The term scale order refers to a series of limit orders of progressively increasing or decreasing prices. Scale orders are used by traders to ensure large transactions are not subject to deteriorating prices.
Traders can use scale orders as an alternative to placing large block orders, the latter of which is subject to deteriorating prices as the market reacts to the volume of the transaction. Scale orders allow traders to split a larger transaction into smaller volumes, which limits market volatility and protects profits. Generally, these orders fall into two broad categories:
A trader would like to sell 10,000 shares of Company XYZ, but she is afraid that a relatively large block trade would result in a sharp drop in the price of the company's stock. The current market price of the stock is $20.25 per share. Instead of placing one large order, the trader places a Good-Til-Canceled sell scale order, with the following instructions:
Total Order Size = 10,000 shares
Scale Order Size = 1,000 shares
Scale Price Increment = $0.01
Starting Price = $20.25
NBBO = $20.23 - $20.27

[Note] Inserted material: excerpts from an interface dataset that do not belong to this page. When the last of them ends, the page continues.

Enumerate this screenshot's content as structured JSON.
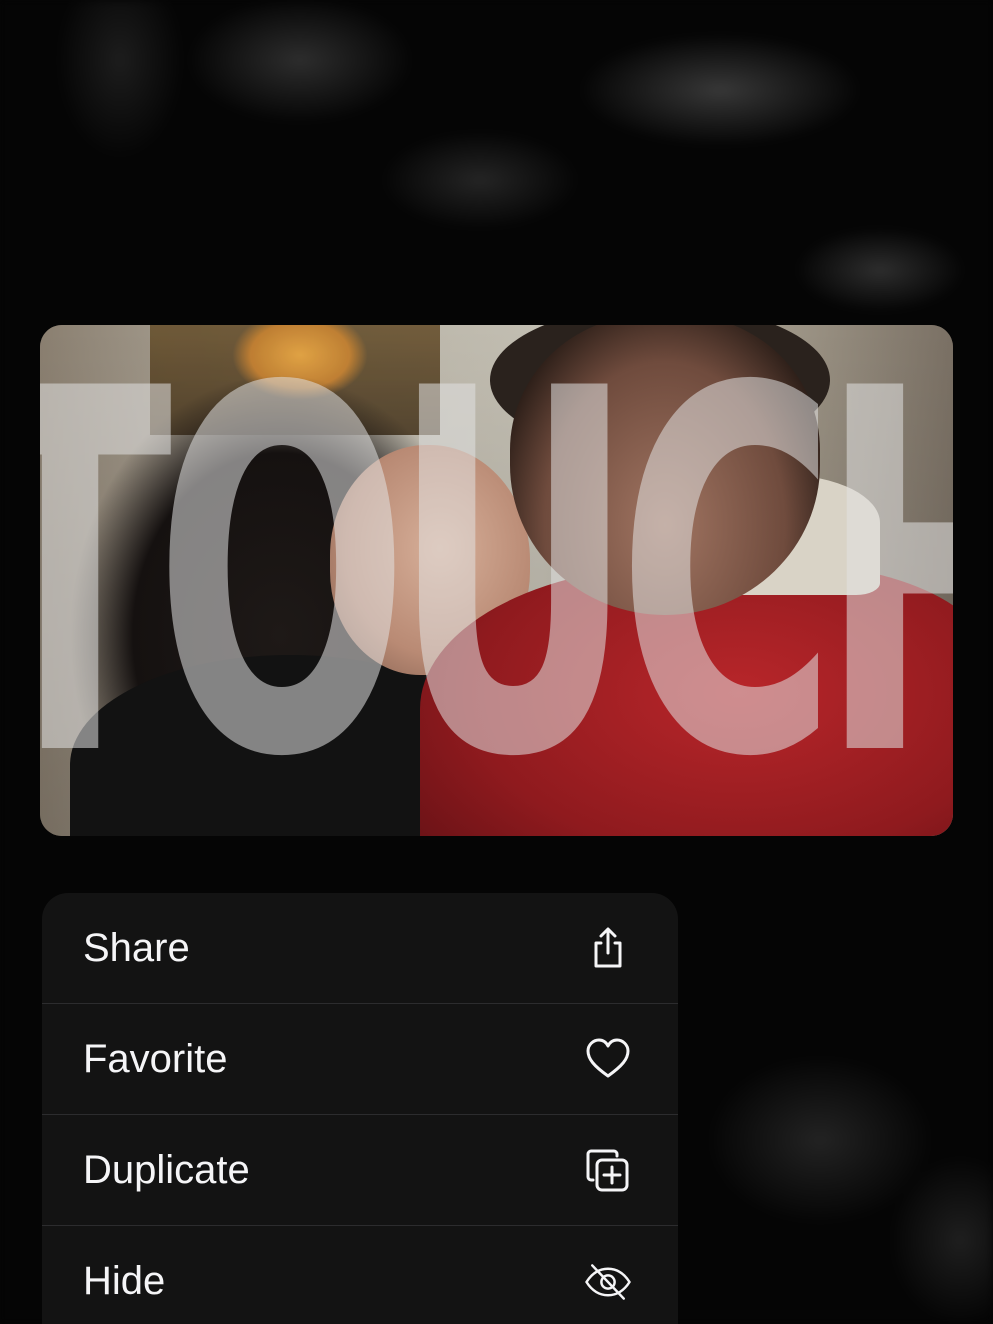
{
  "preview": {
    "overlay_title": "TOUCH"
  },
  "menu": {
    "items": [
      {
        "label": "Share",
        "icon": "share-icon"
      },
      {
        "label": "Favorite",
        "icon": "heart-icon"
      },
      {
        "label": "Duplicate",
        "icon": "duplicate-icon"
      },
      {
        "label": "Hide",
        "icon": "eye-slash-icon"
      }
    ]
  },
  "colors": {
    "background": "#050505",
    "menu_background": "#141414",
    "menu_text": "#f5f5f7",
    "separator": "#2c2c2e"
  }
}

If the price of Company XYZ's stock falls to $20.25, 1,000 shares will be sold. The stock's price must then drop to $20.24 before the next 1,000 shares are sold. This continues until the order is cancelled or the price of the stock drops to $20.15, at which point all of the orders would have been executed.